Another way to bias findings is by misusing statistics. As with blinding and randomization, it’s not known which, if any, of the original studies in the reproducibility project misused statistics, because of the studies’ lack of transparency. But that, too, is common practice.
A dictionary of terms describes a slew of poor data analysis practices that can manufacture statistically significant (but false) findings, such as HARKing (Hypothesizing After the Results are Known), p-hacking (repeating statistical tests until a desired result is produced) and following a series of data-dependent analysis decisions known as a “garden of forking paths” to publishable findings.
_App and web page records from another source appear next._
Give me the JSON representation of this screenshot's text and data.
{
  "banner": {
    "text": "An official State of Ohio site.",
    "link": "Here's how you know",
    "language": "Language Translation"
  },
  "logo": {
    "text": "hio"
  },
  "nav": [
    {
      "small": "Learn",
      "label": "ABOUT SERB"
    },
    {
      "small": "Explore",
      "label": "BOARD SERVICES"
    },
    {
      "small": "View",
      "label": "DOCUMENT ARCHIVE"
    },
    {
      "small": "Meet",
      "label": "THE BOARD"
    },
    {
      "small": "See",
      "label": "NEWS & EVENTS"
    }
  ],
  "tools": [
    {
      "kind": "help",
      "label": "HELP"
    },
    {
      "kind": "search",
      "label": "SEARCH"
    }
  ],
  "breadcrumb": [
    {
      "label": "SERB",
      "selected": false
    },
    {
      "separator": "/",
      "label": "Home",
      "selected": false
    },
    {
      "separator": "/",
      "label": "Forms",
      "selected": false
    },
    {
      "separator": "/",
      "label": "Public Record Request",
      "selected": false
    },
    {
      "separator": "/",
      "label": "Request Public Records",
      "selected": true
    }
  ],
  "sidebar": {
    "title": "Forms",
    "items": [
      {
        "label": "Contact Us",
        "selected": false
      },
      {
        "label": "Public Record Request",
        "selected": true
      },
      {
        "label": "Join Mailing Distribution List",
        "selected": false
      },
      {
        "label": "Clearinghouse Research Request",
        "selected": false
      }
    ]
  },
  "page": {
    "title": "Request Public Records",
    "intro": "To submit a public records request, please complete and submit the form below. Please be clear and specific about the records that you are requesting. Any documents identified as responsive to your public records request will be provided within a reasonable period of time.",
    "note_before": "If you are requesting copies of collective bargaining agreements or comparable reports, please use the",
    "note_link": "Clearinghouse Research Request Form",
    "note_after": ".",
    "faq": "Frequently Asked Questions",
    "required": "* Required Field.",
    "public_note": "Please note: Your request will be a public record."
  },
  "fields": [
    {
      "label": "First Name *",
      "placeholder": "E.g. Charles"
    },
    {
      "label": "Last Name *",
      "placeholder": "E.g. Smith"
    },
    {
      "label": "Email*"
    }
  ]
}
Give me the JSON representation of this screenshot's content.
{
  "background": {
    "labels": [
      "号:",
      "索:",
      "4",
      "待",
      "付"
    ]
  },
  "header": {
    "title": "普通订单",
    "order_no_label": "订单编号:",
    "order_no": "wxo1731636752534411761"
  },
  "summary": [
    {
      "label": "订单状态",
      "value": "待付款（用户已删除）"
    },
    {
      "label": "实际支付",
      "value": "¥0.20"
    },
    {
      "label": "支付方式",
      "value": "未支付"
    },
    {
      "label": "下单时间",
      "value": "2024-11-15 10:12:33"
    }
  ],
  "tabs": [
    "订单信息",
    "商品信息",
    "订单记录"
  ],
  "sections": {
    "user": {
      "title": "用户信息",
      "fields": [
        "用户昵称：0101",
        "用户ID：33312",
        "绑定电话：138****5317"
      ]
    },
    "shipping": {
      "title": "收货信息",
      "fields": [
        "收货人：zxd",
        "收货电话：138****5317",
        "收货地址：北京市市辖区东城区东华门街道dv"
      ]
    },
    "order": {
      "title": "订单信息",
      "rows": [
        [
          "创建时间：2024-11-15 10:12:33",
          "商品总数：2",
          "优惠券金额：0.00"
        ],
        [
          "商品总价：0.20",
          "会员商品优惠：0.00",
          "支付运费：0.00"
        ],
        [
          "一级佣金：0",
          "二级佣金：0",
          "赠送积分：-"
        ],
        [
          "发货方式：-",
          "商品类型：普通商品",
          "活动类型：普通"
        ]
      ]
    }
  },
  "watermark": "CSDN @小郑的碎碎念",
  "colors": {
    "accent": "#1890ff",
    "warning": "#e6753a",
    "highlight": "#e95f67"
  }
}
These practices are common in biomedical research. Decades of pleas from methodologists, and an unprecedented statement from the American Statistical Association to change data analysis practices, however, have gone unheeded.
A better future
Those who are anti-science should not take heart in these findings. Preclinical science’s accomplishments are real and impressive. Decades of preclinical research led to the development of the COVID-19 mRNA vaccines, for example. And most scientists are doing the best they can within a system that rewards quick flashy results over slower reliable ones.
But science is done by humans with all the strengths and weaknesses that go with it. The trick is to reward practices that produce trustworthy science and to censor practices that do not, without killing innovation.
Changing incentives and enforcing standards are the most effective ways to improve scientific practice. The goal is to improve efficiency by ensuring scientists who value transparency and rigour over speed and flash are given a chance to thrive. It’s been tried before, with minimal success. This time may be different. The Reproducibility Project: Cancer Biology study and the NIH policy changes it prompted may be just the push needed to make it happen.
Associate Professor in the Department of Human Genetics at the Faculty of Medicine at McGill University.